A collection of thirteen oil paintings by the Modern British artist Ivon Hitchens (1893-1979) has opened this week at the Richard Green gallery, 33 New Bond Street (until 14 December 2013). This exhibition focuses mainly on the inimitable, elongated landscapes for which he is best known, but also includes three rare nudes and two still lifes, examples of which are dated 1932 and 1975, the earliest and latest works in the exhibition.
A Standing Jar of Flowers
Signed and dated lower right: Hitchens 75
Oil on canvas, 25 1/2 x 34 3/4 in / 64.8 x 88.3 cm
Richard Green Gallery is proud to be a Supporter of Lowry and the Painting of Modern Life at Tate Britain (until 20 October 2013).
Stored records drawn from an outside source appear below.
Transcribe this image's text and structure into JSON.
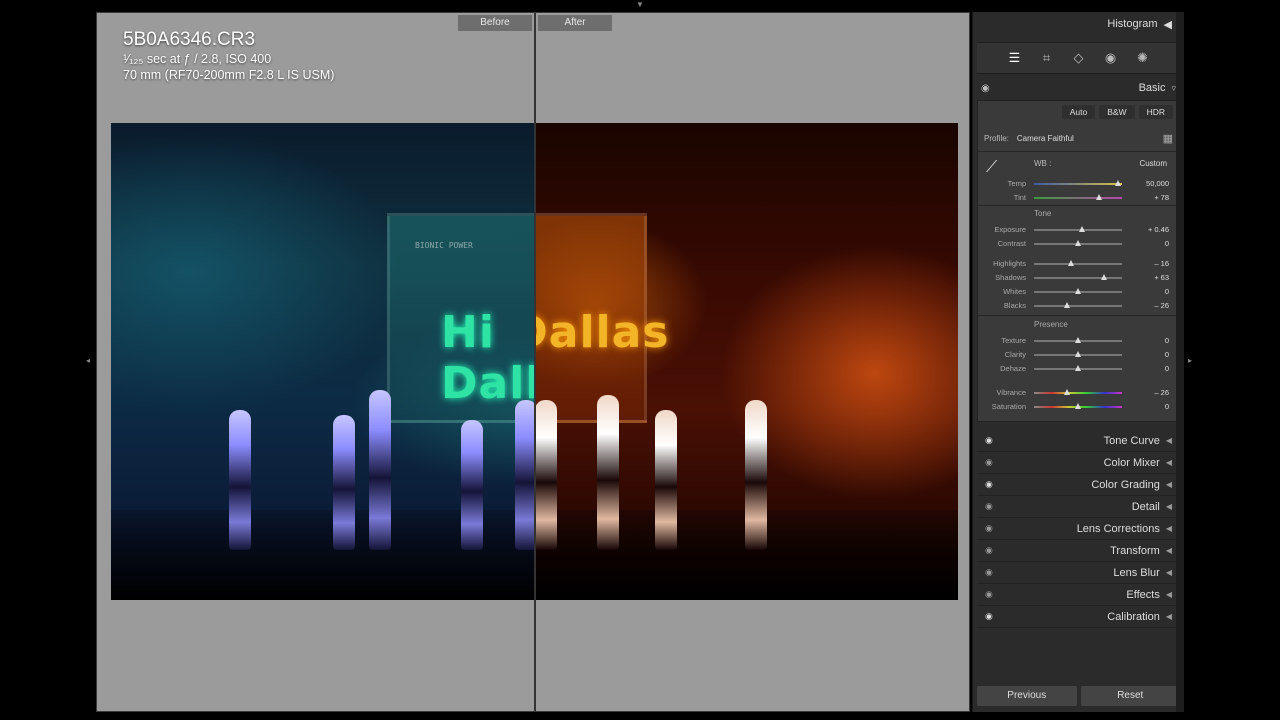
{
  "view": {
    "before_label": "Before",
    "after_label": "After",
    "file_name": "5B0A6346.CR3",
    "exposure_line": "¹⁄₁₂₅ sec at ƒ / 2.8, ISO 400",
    "lens_line": "70 mm (RF70-200mm F2.8 L IS USM)",
    "screen_title": "Hi Dallas",
    "screen_subtitle": "BIONIC POWER"
  },
  "panel": {
    "histogram_label": "Histogram",
    "basic_label": "Basic",
    "tools": [
      "sliders-icon",
      "crop-icon",
      "eraser-icon",
      "redeye-icon",
      "masking-icon"
    ],
    "buttons": {
      "auto": "Auto",
      "bw": "B&W",
      "hdr": "HDR"
    },
    "profile_label": "Profile:",
    "profile_value": "Camera Faithful",
    "wb_label": "WB :",
    "wb_value": "Custom",
    "tone_label": "Tone",
    "presence_label": "Presence",
    "sliders": {
      "temp": {
        "label": "Temp",
        "value": "50,000",
        "pos": 0.96
      },
      "tint": {
        "label": "Tint",
        "value": "+ 78",
        "pos": 0.74
      },
      "exposure": {
        "label": "Exposure",
        "value": "+ 0.46",
        "pos": 0.55
      },
      "contrast": {
        "label": "Contrast",
        "value": "0",
        "pos": 0.5
      },
      "highlights": {
        "label": "Highlights",
        "value": "– 16",
        "pos": 0.42
      },
      "shadows": {
        "label": "Shadows",
        "value": "+ 63",
        "pos": 0.8
      },
      "whites": {
        "label": "Whites",
        "value": "0",
        "pos": 0.5
      },
      "blacks": {
        "label": "Blacks",
        "value": "– 26",
        "pos": 0.37
      },
      "texture": {
        "label": "Texture",
        "value": "0",
        "pos": 0.5
      },
      "clarity": {
        "label": "Clarity",
        "value": "0",
        "pos": 0.5
      },
      "dehaze": {
        "label": "Dehaze",
        "value": "0",
        "pos": 0.5
      },
      "vibrance": {
        "label": "Vibrance",
        "value": "– 26",
        "pos": 0.37
      },
      "saturation": {
        "label": "Saturation",
        "value": "0",
        "pos": 0.5
      }
    },
    "groups": [
      {
        "label": "Tone Curve",
        "visible": true
      },
      {
        "label": "Color Mixer",
        "visible": false
      },
      {
        "label": "Color Grading",
        "visible": true
      },
      {
        "label": "Detail",
        "visible": false
      },
      {
        "label": "Lens Corrections",
        "visible": false
      },
      {
        "label": "Transform",
        "visible": false
      },
      {
        "label": "Lens Blur",
        "visible": false
      },
      {
        "label": "Effects",
        "visible": false
      },
      {
        "label": "Calibration",
        "visible": true
      }
    ],
    "previous_label": "Previous",
    "reset_label": "Reset"
  }
}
The exhibition is curated by the historians and writers T.J. Clark and Anne M. Wagner, together with Helen Little from Tate. They situate Laurence Stephen Lowry (1887-1976) – renowned as a painter of Northern and industrial English life – in an international historical context by placing his work alongside examples by European painters of ‘modern life’, including Van Gogh and Utrillo.
There are more than 80 works on view, including the 23 pieces by L.S. Lowry owned by Tate and loans from museums and collections, including works secured by the Richard Green Gallery.
This long-awaited museum exhibition has sold more advance tickets online than any previous Tate show.
To book, visit www.tate.org.uk
Above, currently on view at Richard Green, 33 New Bond Street, London W1:
'Figures by a lamppost' by L.S. Lowry, signed (lower left) and dated 1966 (lower right)
Oil on board, 6.5 x 6 in.
The early life of the British painter Sir Alfred Munnings (1878-1959) is the subject of a new feature film, Summer in February, released on 14 June, based on the novel by Jonathan Smith and starring Dominic Cooper as the artist.
The actor is pictured here at Richard Green’s recent exhibition of Munnings’ work with art historian Susan Morris, who wrote the catalogue. They are standing in front of Tagg’s Island, on loan to the exhibition from the Sir Alfred Munnings Museum, Dedham.